Element data from apps and pages:

· · ·

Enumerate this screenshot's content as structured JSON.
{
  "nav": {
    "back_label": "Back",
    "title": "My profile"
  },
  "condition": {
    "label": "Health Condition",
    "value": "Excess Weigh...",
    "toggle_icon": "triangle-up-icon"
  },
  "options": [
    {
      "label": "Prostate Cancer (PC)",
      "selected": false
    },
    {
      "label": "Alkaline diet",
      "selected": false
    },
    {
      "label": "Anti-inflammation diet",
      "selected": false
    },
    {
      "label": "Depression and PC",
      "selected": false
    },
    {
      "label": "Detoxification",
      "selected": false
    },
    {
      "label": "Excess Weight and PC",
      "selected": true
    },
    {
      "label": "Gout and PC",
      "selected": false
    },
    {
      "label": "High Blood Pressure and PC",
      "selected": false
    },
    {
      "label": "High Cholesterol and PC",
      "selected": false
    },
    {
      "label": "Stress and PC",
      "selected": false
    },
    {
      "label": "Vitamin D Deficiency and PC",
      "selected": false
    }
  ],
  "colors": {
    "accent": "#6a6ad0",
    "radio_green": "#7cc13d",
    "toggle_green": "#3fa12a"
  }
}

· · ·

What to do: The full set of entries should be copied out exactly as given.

Exercise response:
Enumerate this screenshot's content as structured JSON.
{
  "nav": {
    "back_label": "Back",
    "title": "My profile"
  },
  "condition": {
    "label": "Health Condition",
    "value": "Excess Weigh...",
    "toggle_icon": "triangle-up-icon"
  },
  "options": [
    {
      "label": "Prostate Cancer (PC)",
      "selected": false
    },
    {
      "label": "Alkaline diet",
      "selected": false
    },
    {
      "label": "Anti-inflammation diet",
      "selected": false
    },
    {
      "label": "Depression and PC",
      "selected": false
    },
    {
      "label": "Detoxification",
      "selected": false
    },
    {
      "label": "Excess Weight and PC",
      "selected": true
    },
    {
      "label": "Gout and PC",
      "selected": false
    },
    {
      "label": "High Blood Pressure and PC",
      "selected": false
    },
    {
      "label": "High Cholesterol and PC",
      "selected": false
    },
    {
      "label": "Stress and PC",
      "selected": false
    },
    {
      "label": "Vitamin D Deficiency and PC",
      "selected": false
    }
  ],
  "colors": {
    "accent": "#6a6ad0",
    "radio_green": "#7cc13d",
    "toggle_green": "#3fa12a"
  }
}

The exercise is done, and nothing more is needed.